Exercise materials
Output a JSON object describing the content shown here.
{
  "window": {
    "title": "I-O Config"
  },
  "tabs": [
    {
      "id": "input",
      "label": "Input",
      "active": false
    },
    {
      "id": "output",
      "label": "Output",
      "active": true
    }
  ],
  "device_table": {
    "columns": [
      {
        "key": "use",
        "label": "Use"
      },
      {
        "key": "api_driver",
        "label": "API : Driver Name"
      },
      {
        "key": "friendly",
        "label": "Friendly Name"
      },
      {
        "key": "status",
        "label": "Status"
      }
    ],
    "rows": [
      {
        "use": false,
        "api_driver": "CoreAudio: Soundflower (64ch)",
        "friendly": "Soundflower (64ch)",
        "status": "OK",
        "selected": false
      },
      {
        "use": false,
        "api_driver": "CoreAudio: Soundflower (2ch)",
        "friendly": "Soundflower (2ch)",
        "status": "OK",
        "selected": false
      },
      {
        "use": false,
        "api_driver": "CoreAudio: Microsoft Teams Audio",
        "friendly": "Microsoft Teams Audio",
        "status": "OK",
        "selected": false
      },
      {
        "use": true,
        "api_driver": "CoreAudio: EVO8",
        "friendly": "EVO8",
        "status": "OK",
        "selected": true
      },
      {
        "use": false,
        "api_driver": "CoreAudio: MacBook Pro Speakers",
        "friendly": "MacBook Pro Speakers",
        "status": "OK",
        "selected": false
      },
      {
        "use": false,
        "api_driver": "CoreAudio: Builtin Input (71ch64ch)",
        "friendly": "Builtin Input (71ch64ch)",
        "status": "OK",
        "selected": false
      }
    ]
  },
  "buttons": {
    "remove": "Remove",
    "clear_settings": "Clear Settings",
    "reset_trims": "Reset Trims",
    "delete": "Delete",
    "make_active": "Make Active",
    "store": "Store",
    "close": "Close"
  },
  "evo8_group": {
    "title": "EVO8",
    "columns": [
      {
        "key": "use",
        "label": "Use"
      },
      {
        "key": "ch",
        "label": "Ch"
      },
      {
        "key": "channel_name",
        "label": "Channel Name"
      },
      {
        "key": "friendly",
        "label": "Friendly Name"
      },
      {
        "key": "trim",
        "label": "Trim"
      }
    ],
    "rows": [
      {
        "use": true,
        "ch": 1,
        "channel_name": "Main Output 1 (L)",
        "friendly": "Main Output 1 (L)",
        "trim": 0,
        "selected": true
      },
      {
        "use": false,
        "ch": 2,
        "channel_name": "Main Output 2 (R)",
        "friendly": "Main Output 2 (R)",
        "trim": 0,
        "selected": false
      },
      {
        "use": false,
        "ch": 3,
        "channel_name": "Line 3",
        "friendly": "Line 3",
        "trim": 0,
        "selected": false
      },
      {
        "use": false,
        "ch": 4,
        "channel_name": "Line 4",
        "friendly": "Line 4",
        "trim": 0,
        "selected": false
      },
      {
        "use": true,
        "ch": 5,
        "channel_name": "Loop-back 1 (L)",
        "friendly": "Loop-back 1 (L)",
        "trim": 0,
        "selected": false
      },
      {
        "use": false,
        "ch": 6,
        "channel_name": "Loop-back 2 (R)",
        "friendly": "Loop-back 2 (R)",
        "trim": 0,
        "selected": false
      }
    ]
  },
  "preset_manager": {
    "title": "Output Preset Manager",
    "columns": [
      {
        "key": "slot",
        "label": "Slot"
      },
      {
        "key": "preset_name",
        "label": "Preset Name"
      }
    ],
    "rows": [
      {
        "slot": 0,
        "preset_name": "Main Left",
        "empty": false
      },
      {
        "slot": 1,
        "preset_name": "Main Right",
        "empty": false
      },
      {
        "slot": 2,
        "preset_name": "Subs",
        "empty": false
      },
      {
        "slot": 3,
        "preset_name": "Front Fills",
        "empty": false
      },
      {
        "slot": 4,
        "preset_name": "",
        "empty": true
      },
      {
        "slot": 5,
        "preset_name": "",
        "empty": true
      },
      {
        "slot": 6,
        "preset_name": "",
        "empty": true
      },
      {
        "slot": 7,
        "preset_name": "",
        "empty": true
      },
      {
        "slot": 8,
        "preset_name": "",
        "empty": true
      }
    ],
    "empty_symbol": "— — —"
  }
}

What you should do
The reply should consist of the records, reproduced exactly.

Final answer
Output a JSON object describing the content shown here.
{
  "window": {
    "title": "I-O Config"
  },
  "tabs": [
    {
      "id": "input",
      "label": "Input",
      "active": false
    },
    {
      "id": "output",
      "label": "Output",
      "active": true
    }
  ],
  "device_table": {
    "columns": [
      {
        "key": "use",
        "label": "Use"
      },
      {
        "key": "api_driver",
        "label": "API : Driver Name"
      },
      {
        "key": "friendly",
        "label": "Friendly Name"
      },
      {
        "key": "status",
        "label": "Status"
      }
    ],
    "rows": [
      {
        "use": false,
        "api_driver": "CoreAudio: Soundflower (64ch)",
        "friendly": "Soundflower (64ch)",
        "status": "OK",
        "selected": false
      },
      {
        "use": false,
        "api_driver": "CoreAudio: Soundflower (2ch)",
        "friendly": "Soundflower (2ch)",
        "status": "OK",
        "selected": false
      },
      {
        "use": false,
        "api_driver": "CoreAudio: Microsoft Teams Audio",
        "friendly": "Microsoft Teams Audio",
        "status": "OK",
        "selected": false
      },
      {
        "use": true,
        "api_driver": "CoreAudio: EVO8",
        "friendly": "EVO8",
        "status": "OK",
        "selected": true
      },
      {
        "use": false,
        "api_driver": "CoreAudio: MacBook Pro Speakers",
        "friendly": "MacBook Pro Speakers",
        "status": "OK",
        "selected": false
      },
      {
        "use": false,
        "api_driver": "CoreAudio: Builtin Input (71ch64ch)",
        "friendly": "Builtin Input (71ch64ch)",
        "status": "OK",
        "selected": false
      }
    ]
  },
  "buttons": {
    "remove": "Remove",
    "clear_settings": "Clear Settings",
    "reset_trims": "Reset Trims",
    "delete": "Delete",
    "make_active": "Make Active",
    "store": "Store",
    "close": "Close"
  },
  "evo8_group": {
    "title": "EVO8",
    "columns": [
      {
        "key": "use",
        "label": "Use"
      },
      {
        "key": "ch",
        "label": "Ch"
      },
      {
        "key": "channel_name",
        "label": "Channel Name"
      },
      {
        "key": "friendly",
        "label": "Friendly Name"
      },
      {
        "key": "trim",
        "label": "Trim"
      }
    ],
    "rows": [
      {
        "use": true,
        "ch": 1,
        "channel_name": "Main Output 1 (L)",
        "friendly": "Main Output 1 (L)",
        "trim": 0,
        "selected": true
      },
      {
        "use": false,
        "ch": 2,
        "channel_name": "Main Output 2 (R)",
        "friendly": "Main Output 2 (R)",
        "trim": 0,
        "selected": false
      },
      {
        "use": false,
        "ch": 3,
        "channel_name": "Line 3",
        "friendly": "Line 3",
        "trim": 0,
        "selected": false
      },
      {
        "use": false,
        "ch": 4,
        "channel_name": "Line 4",
        "friendly": "Line 4",
        "trim": 0,
        "selected": false
      },
      {
        "use": true,
        "ch": 5,
        "channel_name": "Loop-back 1 (L)",
        "friendly": "Loop-back 1 (L)",
        "trim": 0,
        "selected": false
      },
      {
        "use": false,
        "ch": 6,
        "channel_name": "Loop-back 2 (R)",
        "friendly": "Loop-back 2 (R)",
        "trim": 0,
        "selected": false
      }
    ]
  },
  "preset_manager": {
    "title": "Output Preset Manager",
    "columns": [
      {
        "key": "slot",
        "label": "Slot"
      },
      {
        "key": "preset_name",
        "label": "Preset Name"
      }
    ],
    "rows": [
      {
        "slot": 0,
        "preset_name": "Main Left",
        "empty": false
      },
      {
        "slot": 1,
        "preset_name": "Main Right",
        "empty": false
      },
      {
        "slot": 2,
        "preset_name": "Subs",
        "empty": false
      },
      {
        "slot": 3,
        "preset_name": "Front Fills",
        "empty": false
      },
      {
        "slot": 4,
        "preset_name": "",
        "empty": true
      },
      {
        "slot": 5,
        "preset_name": "",
        "empty": true
      },
      {
        "slot": 6,
        "preset_name": "",
        "empty": true
      },
      {
        "slot": 7,
        "preset_name": "",
        "empty": true
      },
      {
        "slot": 8,
        "preset_name": "",
        "empty": true
      }
    ],
    "empty_symbol": "— — —"
  }
}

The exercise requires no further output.